Last night I had three littles - 9, 5, 3. My sister had given them two brand new BIG lego trucks to play with. I had envisioned a quiet, happy dinner then some snuggles on the couch while we watched a movie. Perhaps pajamas and sleep overs. Fighting over who was playing with what truck and how they were playing with it ensued. Zaza made dinner. Truck parts lay all over the room. The nine year old realized I kept fast forwarding through the movie. Skipping parts. The other two did not. They were still fighting over trucks. Two more ounces of energy I would have put up trucks, passed out baths. With a splitting headache I made their little bowls of strawberries, grapes and blueberries with yogurt on top. The one that Damon little calls his regular mix. Like he's ordering at a restaurant. I'll have my regular mix. Sure kid. Anything for you. As soon as they ate them I was saying, 'Get in the car. All of you. You are going home.' Love, love, love you. Gotta say bye, bye now. Kisses, kisses.
They. wrecked. me.
We don't always know what may show up that hurts or hinders. A bad medical test. News of a shooting. Weonly know that we have the moment at hand. That we are not perfect or far from it. That we will achieve some goals and miss others. That seasons come, stay, leave, change.

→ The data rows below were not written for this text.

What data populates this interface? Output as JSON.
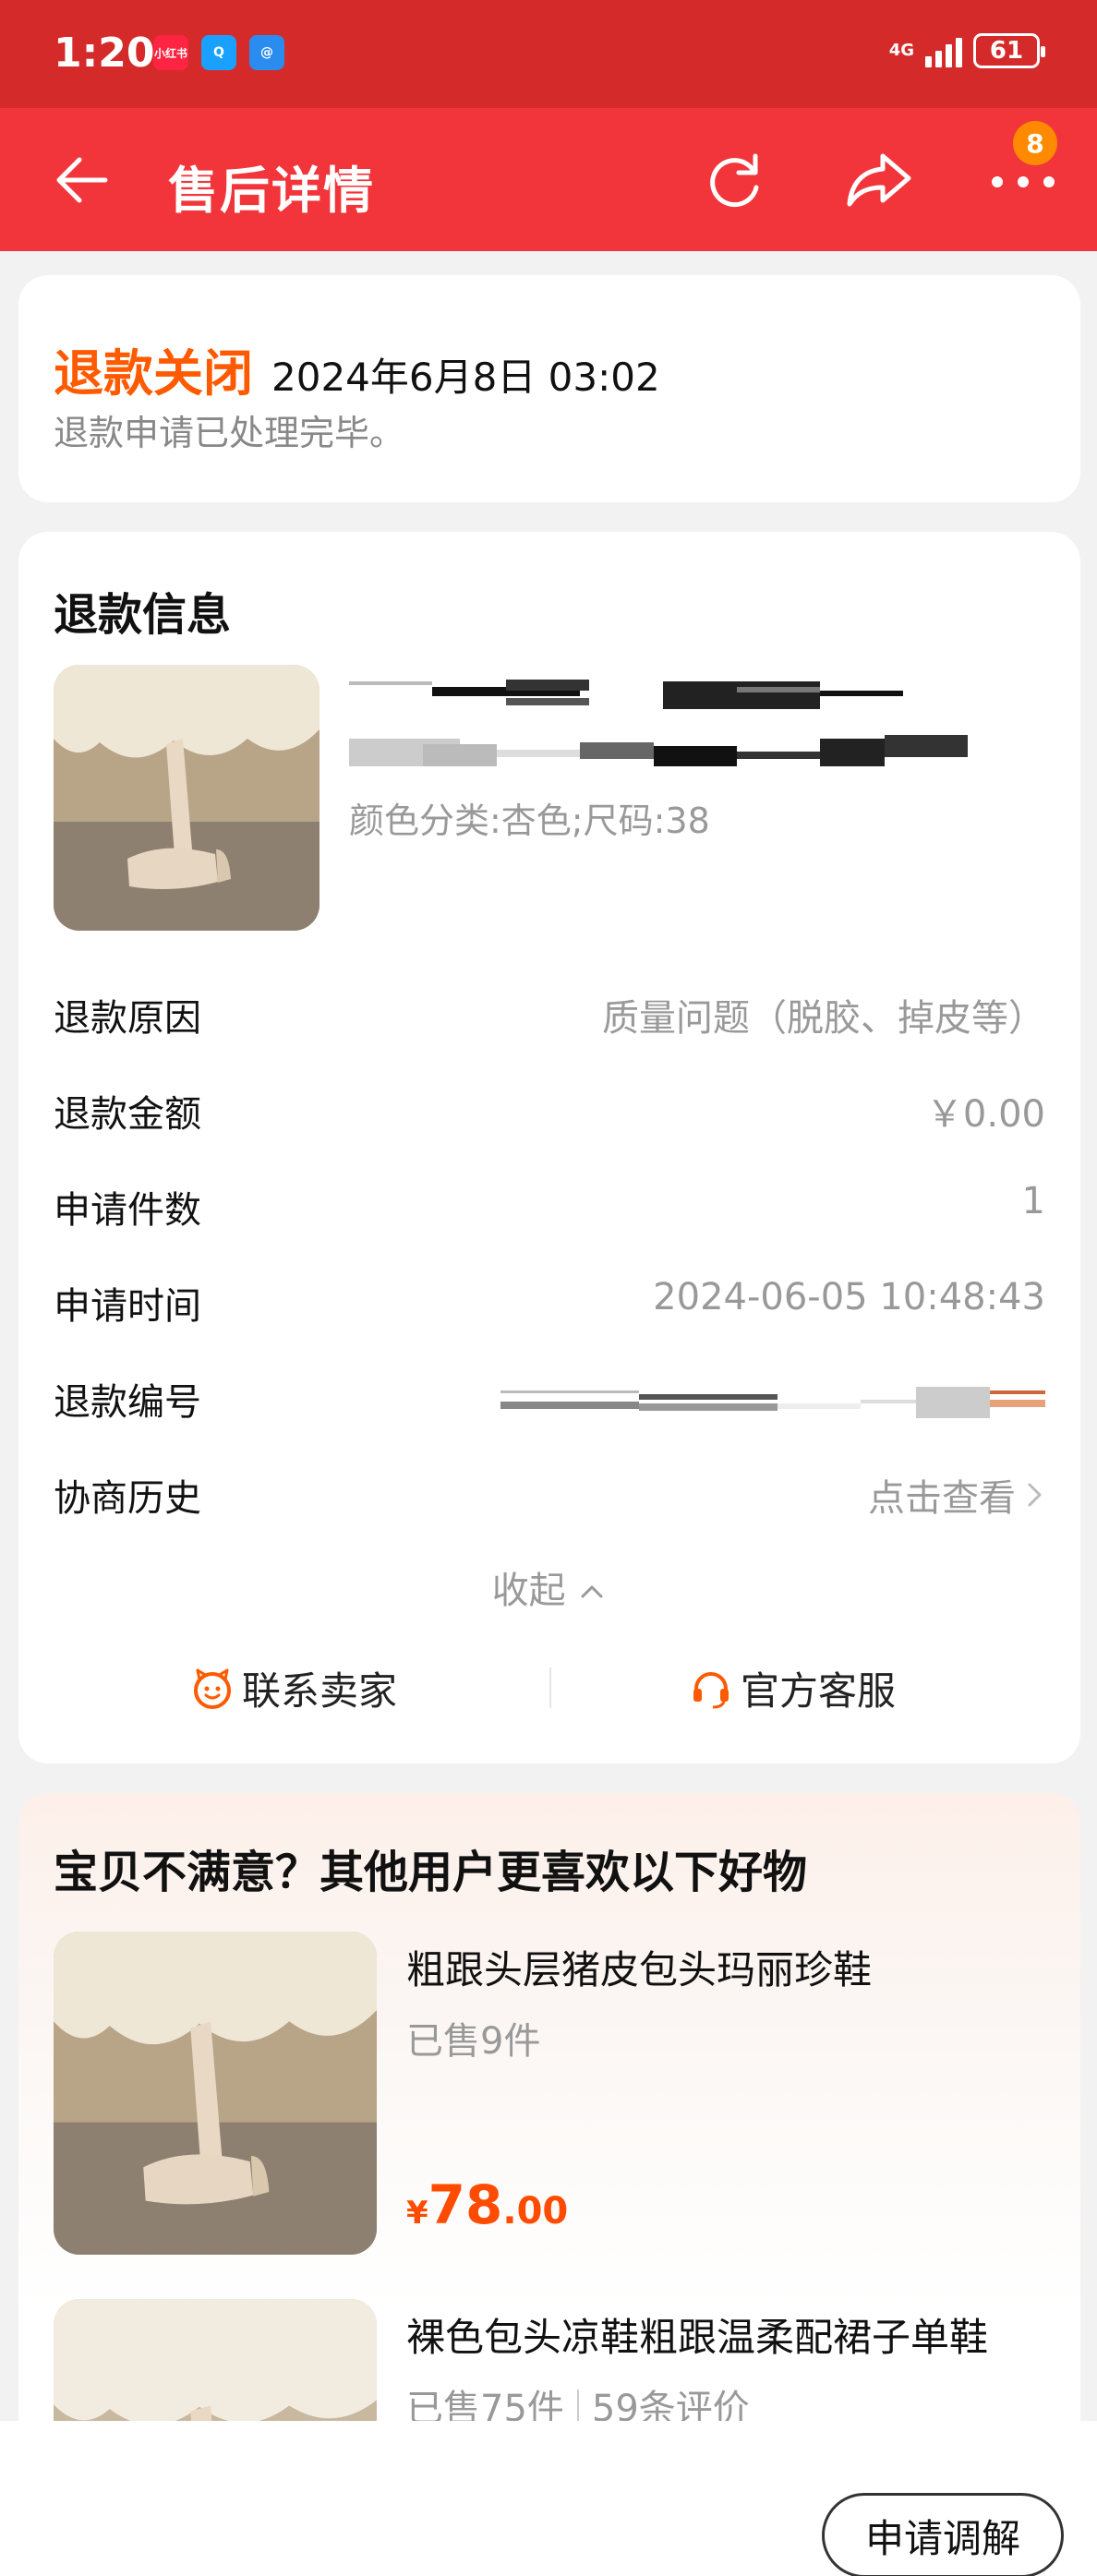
{
  "status_bar": {
    "time": "1:20",
    "apps": [
      "小红书",
      "Q",
      "@"
    ],
    "network": "4G",
    "battery": "61"
  },
  "nav": {
    "title": "售后详情",
    "notification_count": "8"
  },
  "refund_status": {
    "label": "退款关闭",
    "time": "2024年6月8日 03:02",
    "description": "退款申请已处理完毕。"
  },
  "refund_info": {
    "title": "退款信息",
    "product_spec": "颜色分类:杏色;尺码:38",
    "rows": [
      {
        "label": "退款原因",
        "value": "质量问题（脱胶、掉皮等）"
      },
      {
        "label": "退款金额",
        "value": "￥0.00"
      },
      {
        "label": "申请件数",
        "value": "1"
      },
      {
        "label": "申请时间",
        "value": "2024-06-05 10:48:43"
      },
      {
        "label": "退款编号",
        "value": ""
      },
      {
        "label": "协商历史",
        "value": "点击查看"
      }
    ],
    "collapse_label": "收起",
    "contact_seller": "联系卖家",
    "customer_service": "官方客服"
  },
  "recommendations": {
    "title": "宝贝不满意？其他用户更喜欢以下好物",
    "items": [
      {
        "name": "粗跟头层猪皮包头玛丽珍鞋",
        "sold": "已售9件",
        "reviews": "",
        "price_symbol": "¥",
        "price_int": "78",
        "price_dec": ".00"
      },
      {
        "name": "裸色包头凉鞋粗跟温柔配裙子单鞋",
        "sold": "已售75件",
        "reviews": "59条评价"
      }
    ]
  },
  "bottom": {
    "mediate_button": "申请调解"
  },
  "colors": {
    "status_bar": "#d52a2a",
    "nav_bar": "#f2353a",
    "accent_orange": "#ff5a00",
    "price": "#ff4b00"
  }
}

We can only hope that little by little we evolve as human beings. That like the complex lines across our palms we thread the moments of our days into the brutal, beautiful realities of our lives with all grace and mercy.
May the force be with each of us as we undertake such a monumental, tiny task.
Thanks so much for reading, liking and sharing with friends.